The Grande Valse in A-flat Major, Opus 42 was a virtuosic exercise far from the Viennese ballrooms that were probably its inspiration.
The Scherzo No. 4 in E Major, Opus 54 was a sprightly work full of personality, with lovely episodes and a power ending that created quite an impression in Dong’s account.
The Polonaise No. 6 in A-flat, Opus 53 was a grandly dramatic conclusion to the solo part of Dong’s program.
Shih and Steele joined the pianist for one of the rarer works in the festival: the Trio for Piano, Violin and Cello in G minor, Opus 8.

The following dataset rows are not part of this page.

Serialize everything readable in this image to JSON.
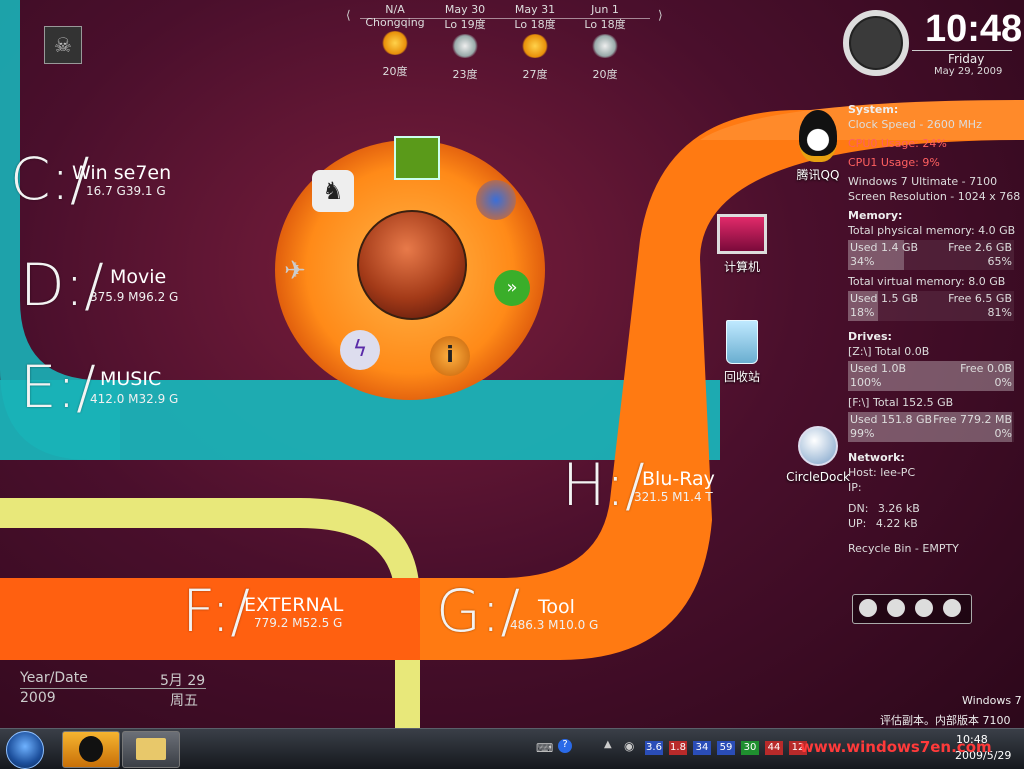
{
  "weather": {
    "days": [
      {
        "date": "N/A",
        "desc": "Chongqing",
        "temp": "20度",
        "icon": "sun-icon"
      },
      {
        "date": "May 30",
        "desc": "Lo 19度",
        "temp": "23度",
        "icon": "storm-icon"
      },
      {
        "date": "May 31",
        "desc": "Lo 18度",
        "temp": "27度",
        "icon": "sun-icon"
      },
      {
        "date": "Jun 1",
        "desc": "Lo 18度",
        "temp": "20度",
        "icon": "storm-icon"
      }
    ]
  },
  "clock": {
    "time": "10:48",
    "day": "Friday",
    "date": "May 29, 2009"
  },
  "drives": [
    {
      "letter": "C:/",
      "name": "Win se7en",
      "size": "16.7 G39.1 G"
    },
    {
      "letter": "D:/",
      "name": "Movie",
      "size": "375.9 M96.2 G"
    },
    {
      "letter": "E:/",
      "name": "MUSIC",
      "size": "412.0 M32.9 G"
    },
    {
      "letter": "H:/",
      "name": "Blu-Ray",
      "size": "321.5 M1.4 T"
    },
    {
      "letter": "F:/",
      "name": "EXTERNAL",
      "size": "779.2 M52.5 G"
    },
    {
      "letter": "G:/",
      "name": "Tool",
      "size": "486.3 M10.0 G"
    }
  ],
  "system": {
    "header": "System:",
    "clock_speed": "Clock Speed - 2600 MHz",
    "cpu0": "CPU0 Usage: 24%",
    "cpu1": "CPU1 Usage: 9%",
    "os": "Windows 7 Ultimate  - 7100",
    "resolution": "Screen Resolution - 1024 x 768",
    "memory_header": "Memory:",
    "physical_total": "Total physical memory: 4.0 GB",
    "physical": {
      "used": "Used 1.4 GB",
      "free": "Free 2.6 GB",
      "used_pct": "34%",
      "free_pct": "65%",
      "fraction": 0.34
    },
    "virtual_total": "Total virtual memory: 8.0 GB",
    "virtual": {
      "used": "Used 1.5 GB",
      "free": "Free 6.5 GB",
      "used_pct": "18%",
      "free_pct": "81%",
      "fraction": 0.18
    },
    "drives_header": "Drives:",
    "z_total": "[Z:\\] Total 0.0B",
    "z": {
      "used": "Used 1.0B",
      "free": "Free 0.0B",
      "used_pct": "100%",
      "free_pct": "0%",
      "fraction": 1.0
    },
    "f_total": "[F:\\] Total 152.5 GB",
    "f": {
      "used": "Used 151.8 GB",
      "free": "Free 779.2 MB",
      "used_pct": "99%",
      "free_pct": "0%",
      "fraction": 0.99
    },
    "network_header": "Network:",
    "host": "Host: lee-PC",
    "ip": "IP:",
    "dn_label": "DN:",
    "dn": "3.26 kB",
    "up_label": "UP:",
    "up": "4.22 kB",
    "recycle": "Recycle Bin - EMPTY"
  },
  "desktop_icons": [
    {
      "label": "腾讯QQ",
      "icon": "qq-penguin-icon"
    },
    {
      "label": "计算机",
      "icon": "computer-icon"
    },
    {
      "label": "回收站",
      "icon": "recycle-bin-icon"
    },
    {
      "label": "CircleDock",
      "icon": "circledock-icon"
    }
  ],
  "year_date": {
    "label": "Year/Date",
    "md": "5月 29",
    "year": "2009",
    "weekday": "周五"
  },
  "watermark": {
    "line1": "Windows 7",
    "line2": "评估副本。内部版本 7100",
    "site": "www.windows7en.com"
  },
  "taskbar": {
    "time": "10:48",
    "date": "2009/5/29",
    "tray_values": [
      "3.6",
      "1.8",
      "34",
      "59",
      "30",
      "44",
      "12"
    ],
    "tray_colors": [
      "#2a4db8",
      "#b82a2a",
      "#2a4db8",
      "#2a4db8",
      "#1f8f2f",
      "#b82a2a",
      "#b82a2a"
    ]
  }
}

Though strongly played, this seemed less mature a work than Thursday night’s Sonata for Piano and Cello. The first movement of the trio is dominated by the piano, with the violin and cello merely assisting. The second and third movements give the two stringed instruments some music of substance, while the finale comes closest to a well-balanced example of the form.
There is some lovely music here, but it’s easy to see why the work is not often played.
The festival continued Saturday night with a performance by pianist Ko-Eun Yi and the Amphion String Quartet and Brian Perry, bass. To read the review, visit Star-Telegram.com/entertainment or DFW.com.